The government confirms that it is not continuing the ‘no public subsidy policy’ [for nuclear power] of the previous administration.
That little footnote, tucked away at the end of the announcement of Wednesday’s French-Chinese deal to build a new nuclear power station at Hinkley point, detonates an atomic bomb under the UK government’s already bewildering energy policy and leaves ministers hunkered down in a nuclear bunker.
Just the day before, energy minister Andrea Leadsom said: “It is vital that industries over time stand on their own two feet. I don’t think anyone here would advocate an industry that only survives because of a subsidy paid by the billpayer.” She was justifying 87% cuts to subsidies for solar power, just as they are on the verge of becoming cheaper than gas.
The contradiction does not need spelling out. Nuclear power has had 60 years to stand on its own two feet. The admission it still needs subsidy (after five years of ministers denying precisely that) shows that traditional nuclear power can barely crawl. Whether this admission strengthens the EU challenge against the UK that it is providing illegal state aid remains to be seen.
Ministers argue that big nuclear power stations are key to energy security. The spooks disagree, saying having a Chinese-run nuclear power station in the UK for half a century is a hostage to fortune.
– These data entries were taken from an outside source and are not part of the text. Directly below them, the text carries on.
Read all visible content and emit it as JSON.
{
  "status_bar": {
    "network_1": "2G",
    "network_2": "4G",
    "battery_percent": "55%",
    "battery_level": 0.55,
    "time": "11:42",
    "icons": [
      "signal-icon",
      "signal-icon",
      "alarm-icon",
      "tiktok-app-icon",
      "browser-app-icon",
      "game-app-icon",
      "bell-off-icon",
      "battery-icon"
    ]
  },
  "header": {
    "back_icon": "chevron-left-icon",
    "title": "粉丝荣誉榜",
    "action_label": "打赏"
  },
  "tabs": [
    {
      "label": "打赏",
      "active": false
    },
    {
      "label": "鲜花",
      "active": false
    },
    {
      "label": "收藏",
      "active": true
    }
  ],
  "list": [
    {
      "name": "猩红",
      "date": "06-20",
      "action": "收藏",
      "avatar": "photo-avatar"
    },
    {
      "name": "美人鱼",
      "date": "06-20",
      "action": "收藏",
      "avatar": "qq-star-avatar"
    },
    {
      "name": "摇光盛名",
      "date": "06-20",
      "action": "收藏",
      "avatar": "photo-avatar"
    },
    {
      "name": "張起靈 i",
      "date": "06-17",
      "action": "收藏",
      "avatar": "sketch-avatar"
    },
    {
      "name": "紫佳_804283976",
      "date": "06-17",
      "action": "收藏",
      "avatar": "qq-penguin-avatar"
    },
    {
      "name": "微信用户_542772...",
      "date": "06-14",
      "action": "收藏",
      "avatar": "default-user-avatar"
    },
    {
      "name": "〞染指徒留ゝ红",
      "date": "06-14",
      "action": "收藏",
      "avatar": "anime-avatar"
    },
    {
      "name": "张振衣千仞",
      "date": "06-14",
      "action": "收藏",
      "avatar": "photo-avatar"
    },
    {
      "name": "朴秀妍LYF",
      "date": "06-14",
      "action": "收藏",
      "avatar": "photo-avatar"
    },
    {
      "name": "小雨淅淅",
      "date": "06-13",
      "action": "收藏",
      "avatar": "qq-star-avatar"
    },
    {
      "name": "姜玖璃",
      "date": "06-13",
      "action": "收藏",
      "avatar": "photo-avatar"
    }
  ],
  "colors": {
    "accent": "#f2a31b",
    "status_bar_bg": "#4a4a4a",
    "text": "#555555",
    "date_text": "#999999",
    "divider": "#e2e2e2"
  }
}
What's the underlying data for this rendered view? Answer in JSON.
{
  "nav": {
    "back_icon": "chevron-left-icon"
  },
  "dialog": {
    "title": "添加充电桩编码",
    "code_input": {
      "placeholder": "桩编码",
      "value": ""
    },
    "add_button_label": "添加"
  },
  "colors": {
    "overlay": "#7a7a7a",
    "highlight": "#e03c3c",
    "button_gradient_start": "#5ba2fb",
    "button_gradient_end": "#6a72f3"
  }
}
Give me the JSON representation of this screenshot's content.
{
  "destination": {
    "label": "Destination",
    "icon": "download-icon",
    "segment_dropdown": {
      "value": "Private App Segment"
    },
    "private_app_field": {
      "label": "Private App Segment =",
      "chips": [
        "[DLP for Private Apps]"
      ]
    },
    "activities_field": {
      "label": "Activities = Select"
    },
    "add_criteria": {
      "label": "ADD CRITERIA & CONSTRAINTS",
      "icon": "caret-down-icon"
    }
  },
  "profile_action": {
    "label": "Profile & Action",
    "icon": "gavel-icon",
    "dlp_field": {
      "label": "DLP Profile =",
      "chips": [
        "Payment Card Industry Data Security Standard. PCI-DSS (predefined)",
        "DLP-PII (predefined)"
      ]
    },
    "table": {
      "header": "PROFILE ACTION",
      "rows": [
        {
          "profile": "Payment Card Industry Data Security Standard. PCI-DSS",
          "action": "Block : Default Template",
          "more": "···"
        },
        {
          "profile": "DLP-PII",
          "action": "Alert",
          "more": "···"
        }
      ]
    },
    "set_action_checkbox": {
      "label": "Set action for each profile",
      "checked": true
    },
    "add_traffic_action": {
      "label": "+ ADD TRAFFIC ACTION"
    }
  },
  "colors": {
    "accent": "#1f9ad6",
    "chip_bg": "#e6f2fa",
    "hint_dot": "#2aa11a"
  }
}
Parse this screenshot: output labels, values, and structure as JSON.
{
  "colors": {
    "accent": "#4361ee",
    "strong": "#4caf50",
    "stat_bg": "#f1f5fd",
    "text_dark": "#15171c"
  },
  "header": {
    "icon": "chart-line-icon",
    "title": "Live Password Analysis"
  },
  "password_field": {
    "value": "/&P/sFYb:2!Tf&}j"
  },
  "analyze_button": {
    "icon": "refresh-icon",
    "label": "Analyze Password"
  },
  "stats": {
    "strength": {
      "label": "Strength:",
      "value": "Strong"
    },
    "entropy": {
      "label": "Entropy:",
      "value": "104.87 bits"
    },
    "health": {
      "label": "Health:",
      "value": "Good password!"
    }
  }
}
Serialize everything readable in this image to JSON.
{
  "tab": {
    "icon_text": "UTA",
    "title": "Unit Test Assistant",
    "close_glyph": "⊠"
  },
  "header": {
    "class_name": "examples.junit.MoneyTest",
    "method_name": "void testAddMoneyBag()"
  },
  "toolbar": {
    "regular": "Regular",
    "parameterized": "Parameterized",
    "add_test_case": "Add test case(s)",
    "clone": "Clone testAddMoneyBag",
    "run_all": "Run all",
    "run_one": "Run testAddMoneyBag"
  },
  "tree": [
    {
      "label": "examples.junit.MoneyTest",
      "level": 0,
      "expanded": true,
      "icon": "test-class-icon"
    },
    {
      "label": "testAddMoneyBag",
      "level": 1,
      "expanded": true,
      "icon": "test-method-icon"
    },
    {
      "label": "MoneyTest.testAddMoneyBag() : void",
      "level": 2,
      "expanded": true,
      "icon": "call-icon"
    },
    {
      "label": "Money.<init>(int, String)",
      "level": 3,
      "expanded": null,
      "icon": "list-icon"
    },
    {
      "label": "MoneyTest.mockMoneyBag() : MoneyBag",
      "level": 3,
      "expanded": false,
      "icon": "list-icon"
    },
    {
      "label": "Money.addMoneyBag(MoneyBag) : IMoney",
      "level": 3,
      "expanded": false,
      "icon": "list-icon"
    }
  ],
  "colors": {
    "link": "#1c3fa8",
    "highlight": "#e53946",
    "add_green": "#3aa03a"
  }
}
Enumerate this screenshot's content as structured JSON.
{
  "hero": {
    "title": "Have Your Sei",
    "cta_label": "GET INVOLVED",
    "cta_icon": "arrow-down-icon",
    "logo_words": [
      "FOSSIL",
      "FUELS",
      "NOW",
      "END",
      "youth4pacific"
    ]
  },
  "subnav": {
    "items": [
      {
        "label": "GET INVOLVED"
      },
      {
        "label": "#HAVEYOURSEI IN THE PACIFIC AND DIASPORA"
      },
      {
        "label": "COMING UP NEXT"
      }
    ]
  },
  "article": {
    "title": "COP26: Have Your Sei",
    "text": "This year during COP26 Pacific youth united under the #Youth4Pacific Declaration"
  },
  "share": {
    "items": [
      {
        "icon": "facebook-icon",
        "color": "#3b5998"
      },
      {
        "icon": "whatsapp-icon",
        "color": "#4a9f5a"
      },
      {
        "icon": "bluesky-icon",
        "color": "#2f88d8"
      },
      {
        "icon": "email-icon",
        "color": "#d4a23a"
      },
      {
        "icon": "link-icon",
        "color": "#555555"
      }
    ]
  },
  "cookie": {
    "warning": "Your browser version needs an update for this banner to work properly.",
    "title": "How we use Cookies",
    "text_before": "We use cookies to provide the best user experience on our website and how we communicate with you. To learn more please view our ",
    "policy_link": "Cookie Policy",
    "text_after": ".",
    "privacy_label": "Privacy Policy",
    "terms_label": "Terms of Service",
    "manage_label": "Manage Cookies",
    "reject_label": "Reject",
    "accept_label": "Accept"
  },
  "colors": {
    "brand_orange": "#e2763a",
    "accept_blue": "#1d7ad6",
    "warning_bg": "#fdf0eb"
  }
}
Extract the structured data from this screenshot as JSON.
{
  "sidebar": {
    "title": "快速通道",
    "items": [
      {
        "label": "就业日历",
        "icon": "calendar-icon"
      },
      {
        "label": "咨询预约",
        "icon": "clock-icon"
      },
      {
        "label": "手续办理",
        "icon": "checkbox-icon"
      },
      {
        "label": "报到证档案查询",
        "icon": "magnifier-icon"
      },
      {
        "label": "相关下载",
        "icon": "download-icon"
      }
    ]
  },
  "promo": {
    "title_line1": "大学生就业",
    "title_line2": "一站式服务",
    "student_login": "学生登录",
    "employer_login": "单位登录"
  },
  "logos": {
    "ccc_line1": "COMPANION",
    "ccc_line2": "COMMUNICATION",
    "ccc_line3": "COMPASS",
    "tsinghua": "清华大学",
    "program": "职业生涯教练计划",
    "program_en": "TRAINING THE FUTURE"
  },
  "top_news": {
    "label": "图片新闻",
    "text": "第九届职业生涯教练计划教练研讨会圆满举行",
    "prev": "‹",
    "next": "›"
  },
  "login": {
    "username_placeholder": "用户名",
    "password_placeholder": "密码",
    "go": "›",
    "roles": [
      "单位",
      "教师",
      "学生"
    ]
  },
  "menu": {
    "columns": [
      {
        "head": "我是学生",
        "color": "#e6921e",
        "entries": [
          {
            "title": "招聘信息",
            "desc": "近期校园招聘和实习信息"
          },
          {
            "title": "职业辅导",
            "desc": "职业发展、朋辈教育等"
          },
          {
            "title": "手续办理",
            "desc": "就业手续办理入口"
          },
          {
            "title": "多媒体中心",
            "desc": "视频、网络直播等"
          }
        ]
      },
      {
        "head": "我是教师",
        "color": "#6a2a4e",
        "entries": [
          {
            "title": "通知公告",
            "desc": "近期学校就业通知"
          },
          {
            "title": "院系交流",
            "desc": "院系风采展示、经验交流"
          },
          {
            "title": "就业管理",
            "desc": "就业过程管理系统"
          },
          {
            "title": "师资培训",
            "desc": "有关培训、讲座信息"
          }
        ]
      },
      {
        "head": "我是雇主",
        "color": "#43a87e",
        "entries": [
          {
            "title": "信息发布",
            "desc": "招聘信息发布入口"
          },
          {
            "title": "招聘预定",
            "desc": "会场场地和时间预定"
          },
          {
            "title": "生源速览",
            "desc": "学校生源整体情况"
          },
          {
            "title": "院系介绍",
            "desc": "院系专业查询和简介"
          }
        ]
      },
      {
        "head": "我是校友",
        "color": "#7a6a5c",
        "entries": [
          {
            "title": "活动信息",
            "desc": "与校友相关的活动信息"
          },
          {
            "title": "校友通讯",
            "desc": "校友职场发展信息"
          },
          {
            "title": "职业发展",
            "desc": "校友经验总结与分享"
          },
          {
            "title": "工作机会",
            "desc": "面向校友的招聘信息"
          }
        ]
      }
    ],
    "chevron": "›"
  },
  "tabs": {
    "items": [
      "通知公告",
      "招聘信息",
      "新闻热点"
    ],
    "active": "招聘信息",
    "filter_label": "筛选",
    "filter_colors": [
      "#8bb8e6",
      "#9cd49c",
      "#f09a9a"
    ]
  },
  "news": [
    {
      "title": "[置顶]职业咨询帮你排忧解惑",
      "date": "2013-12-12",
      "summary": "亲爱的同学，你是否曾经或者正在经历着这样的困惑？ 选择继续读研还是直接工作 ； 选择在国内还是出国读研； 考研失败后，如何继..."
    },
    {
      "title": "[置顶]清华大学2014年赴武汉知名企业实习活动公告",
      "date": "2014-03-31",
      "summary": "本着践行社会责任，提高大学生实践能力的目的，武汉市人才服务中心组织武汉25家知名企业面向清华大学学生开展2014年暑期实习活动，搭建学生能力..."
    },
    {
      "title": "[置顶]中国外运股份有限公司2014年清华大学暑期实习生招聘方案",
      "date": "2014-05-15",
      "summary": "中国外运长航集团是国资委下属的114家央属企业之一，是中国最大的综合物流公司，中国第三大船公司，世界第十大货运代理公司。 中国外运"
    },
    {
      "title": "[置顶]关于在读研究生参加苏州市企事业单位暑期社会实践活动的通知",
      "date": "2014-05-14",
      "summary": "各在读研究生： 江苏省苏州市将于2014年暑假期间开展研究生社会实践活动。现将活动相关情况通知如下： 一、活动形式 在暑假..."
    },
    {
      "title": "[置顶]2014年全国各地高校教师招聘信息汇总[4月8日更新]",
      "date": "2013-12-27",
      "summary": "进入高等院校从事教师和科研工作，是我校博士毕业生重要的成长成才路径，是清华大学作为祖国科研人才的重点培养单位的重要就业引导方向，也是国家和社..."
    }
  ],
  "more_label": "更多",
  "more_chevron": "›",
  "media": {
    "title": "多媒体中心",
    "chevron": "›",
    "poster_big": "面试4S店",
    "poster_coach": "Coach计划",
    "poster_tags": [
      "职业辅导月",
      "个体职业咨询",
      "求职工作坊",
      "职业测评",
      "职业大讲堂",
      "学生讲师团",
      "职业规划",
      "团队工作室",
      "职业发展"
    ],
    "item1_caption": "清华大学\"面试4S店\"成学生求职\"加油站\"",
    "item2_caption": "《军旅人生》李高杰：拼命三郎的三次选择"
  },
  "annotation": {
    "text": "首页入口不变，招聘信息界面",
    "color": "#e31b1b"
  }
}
Ministers also say they are committed to cutting carbon from the UK energy supply, but that protecting consumers from higher energy bills is vital. Not many would disagree, so why are ministers all but banning new onshore wind farms, the cheapest form of green energy?
It was a manifesto commitment, says the government, presumably included to appease the minority of people who oppose wind farms. On Wednesday night, the House of Lords disagreed and voted down the Conservative’s anti-wind rules.